Vince McMahon finally settled on the name ‘The Blue Blazer’ and thus the character really started to come together. Initially, when Owen debuted under the mask in June/July of 1988, his girlfriend Martha and her relative made his first wrestling super hero outfit. According to Bret Hart, nobody liked the look of it including Owen, but he didn’t want to hurt his girlfriend’s feelings.

Eventually, the WWF’s wardrobe department created their own costume and mask fitting for their version of what the Blue Blazer should look like. The Blue Blazer certainly was a trailblazer back in 1988, as he was doing moves that were completely uncommon for that era in the WWF. Springboard moonsaults and all these flips and aerial maneuvers set the Blue Blazer apart from everyone else.

While the Blue Blazer was amazing WWF fans with all these relatively new, unseen moves, Owen was not moving past the low to mid card status. He was becoming frustrated that he was becoming more of a glorified jobber to other wrestlers such as ‘Mr. Perfect’ Curt Hennig and the ‘Million Dollar Man’ Ted Dibiase. Owen made the decision to quit the WWF and start blazing a trail in other parts of the world including Europe, Japan, Canada and even a brief stay in WCW. Owen Hart would stay away from the WWF for two years before returning out from under the mask and as himself.

Under his own name, Owen achieved many great accomplishments winning various titles and Slammy awards. He turned heel and had a legendary feud with his brother Bret. The gimmick of the Blue Blazer would eventually return to Owen in 1998, 10 years after abandoning it. This time, however, it was used more of a parody and not taken seriously as it once was. It of course, sadly, was Owen’s last gimmick.


2 thoughts on “Farewell to a Super Hero: The Origins of The Blue Blazer

  1. Owen shall never be forgotten for how much he meant to us. Of how much we enjoyed him when we were younger. Of the tragedy that his death was and what came afterwards. There’s not a day that goes by when I don’t think of what could have been for Owen. Of what we, his family and everyone has missed out on.

    Owen was one of the most unique person wrestling has ever seen and he remains to this day a inspiration and one of the most dearest memories of my childhood.

    Liked by 1 person

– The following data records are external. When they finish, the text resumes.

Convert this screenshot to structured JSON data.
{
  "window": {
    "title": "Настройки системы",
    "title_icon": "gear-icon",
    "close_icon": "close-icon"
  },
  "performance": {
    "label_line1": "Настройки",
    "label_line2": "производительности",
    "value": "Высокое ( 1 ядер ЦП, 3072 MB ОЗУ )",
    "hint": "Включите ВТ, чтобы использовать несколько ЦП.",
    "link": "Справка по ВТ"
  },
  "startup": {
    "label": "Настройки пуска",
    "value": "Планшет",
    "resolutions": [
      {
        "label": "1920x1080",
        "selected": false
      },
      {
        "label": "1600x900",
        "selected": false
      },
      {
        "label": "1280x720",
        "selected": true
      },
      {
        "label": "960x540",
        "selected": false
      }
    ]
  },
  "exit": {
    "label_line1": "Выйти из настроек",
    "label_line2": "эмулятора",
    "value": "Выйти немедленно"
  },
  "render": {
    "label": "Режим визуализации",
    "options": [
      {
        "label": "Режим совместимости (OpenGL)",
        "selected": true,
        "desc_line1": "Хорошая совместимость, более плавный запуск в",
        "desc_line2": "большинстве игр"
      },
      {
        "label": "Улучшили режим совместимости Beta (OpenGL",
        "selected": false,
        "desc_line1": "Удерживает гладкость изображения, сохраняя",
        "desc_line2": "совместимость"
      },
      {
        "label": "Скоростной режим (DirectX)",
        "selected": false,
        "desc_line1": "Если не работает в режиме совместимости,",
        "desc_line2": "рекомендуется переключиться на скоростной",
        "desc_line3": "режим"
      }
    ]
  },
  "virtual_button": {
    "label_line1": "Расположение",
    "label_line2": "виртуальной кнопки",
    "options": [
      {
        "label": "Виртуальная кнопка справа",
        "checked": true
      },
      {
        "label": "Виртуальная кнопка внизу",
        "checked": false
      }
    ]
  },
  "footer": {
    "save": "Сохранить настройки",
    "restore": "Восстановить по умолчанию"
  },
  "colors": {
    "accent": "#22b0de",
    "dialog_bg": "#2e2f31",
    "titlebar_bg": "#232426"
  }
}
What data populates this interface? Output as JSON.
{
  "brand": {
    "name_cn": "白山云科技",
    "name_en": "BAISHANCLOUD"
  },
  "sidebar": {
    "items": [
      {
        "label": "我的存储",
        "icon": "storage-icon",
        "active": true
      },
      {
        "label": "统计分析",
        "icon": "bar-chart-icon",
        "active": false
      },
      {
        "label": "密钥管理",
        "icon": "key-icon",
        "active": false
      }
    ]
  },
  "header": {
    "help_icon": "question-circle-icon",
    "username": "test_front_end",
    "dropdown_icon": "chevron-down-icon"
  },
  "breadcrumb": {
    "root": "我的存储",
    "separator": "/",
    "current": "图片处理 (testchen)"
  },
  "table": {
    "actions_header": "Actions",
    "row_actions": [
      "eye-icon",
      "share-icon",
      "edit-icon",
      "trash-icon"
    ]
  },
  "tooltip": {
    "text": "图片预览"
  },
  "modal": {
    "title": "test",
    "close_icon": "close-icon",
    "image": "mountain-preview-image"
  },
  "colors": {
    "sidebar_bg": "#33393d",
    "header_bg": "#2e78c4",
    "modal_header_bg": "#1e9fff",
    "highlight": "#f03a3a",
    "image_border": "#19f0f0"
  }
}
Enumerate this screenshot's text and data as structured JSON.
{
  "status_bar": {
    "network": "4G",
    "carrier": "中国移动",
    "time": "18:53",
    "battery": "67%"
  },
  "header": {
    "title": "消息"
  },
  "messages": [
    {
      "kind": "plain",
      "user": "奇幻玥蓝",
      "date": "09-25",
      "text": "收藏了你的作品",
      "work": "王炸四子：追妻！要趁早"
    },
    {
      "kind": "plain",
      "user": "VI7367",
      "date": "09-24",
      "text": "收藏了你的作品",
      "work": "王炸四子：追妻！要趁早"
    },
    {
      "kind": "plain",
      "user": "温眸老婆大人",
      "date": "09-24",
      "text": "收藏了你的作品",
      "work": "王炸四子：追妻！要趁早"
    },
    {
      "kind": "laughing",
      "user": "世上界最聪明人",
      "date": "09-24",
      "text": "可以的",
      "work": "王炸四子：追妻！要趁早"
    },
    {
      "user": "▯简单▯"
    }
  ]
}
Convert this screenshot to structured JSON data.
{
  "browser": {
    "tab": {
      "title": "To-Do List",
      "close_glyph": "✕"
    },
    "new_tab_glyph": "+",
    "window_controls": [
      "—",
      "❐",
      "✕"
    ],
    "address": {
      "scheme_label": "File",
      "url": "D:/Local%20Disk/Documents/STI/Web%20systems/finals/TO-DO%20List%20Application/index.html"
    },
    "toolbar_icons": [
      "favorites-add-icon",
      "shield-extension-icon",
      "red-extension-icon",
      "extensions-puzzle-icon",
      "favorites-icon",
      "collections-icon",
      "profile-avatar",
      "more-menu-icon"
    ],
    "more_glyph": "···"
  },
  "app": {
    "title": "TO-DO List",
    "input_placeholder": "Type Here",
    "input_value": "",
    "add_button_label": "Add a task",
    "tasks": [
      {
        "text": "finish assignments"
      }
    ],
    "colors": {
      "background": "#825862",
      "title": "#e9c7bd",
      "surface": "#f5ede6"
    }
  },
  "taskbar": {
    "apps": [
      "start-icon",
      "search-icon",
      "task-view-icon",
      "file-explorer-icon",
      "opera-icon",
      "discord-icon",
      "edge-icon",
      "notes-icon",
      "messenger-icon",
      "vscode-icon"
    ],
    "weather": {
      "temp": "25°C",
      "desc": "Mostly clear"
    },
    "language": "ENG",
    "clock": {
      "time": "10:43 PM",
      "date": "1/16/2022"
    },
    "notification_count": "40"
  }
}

  2. Always felt that Blue Blazer was the WWF version of WCW’s Doom. In other words, it was a very badly kept secret as to who was under the mask.


Leave a Reply

Fill in your details below or click an icon to log in:

WordPress.com Logo

You are commenting using your WordPress.com account. Log Out /  Change )

Google photo

You are commenting using your Google account. Log Out /  Change )

Twitter picture

You are commenting using your Twitter account. Log Out /  Change )

Facebook photo

You are commenting using your Facebook account. Log Out /  Change )

Connecting to %s

This site uses Akismet to reduce spam. Learn how your comment data is processed.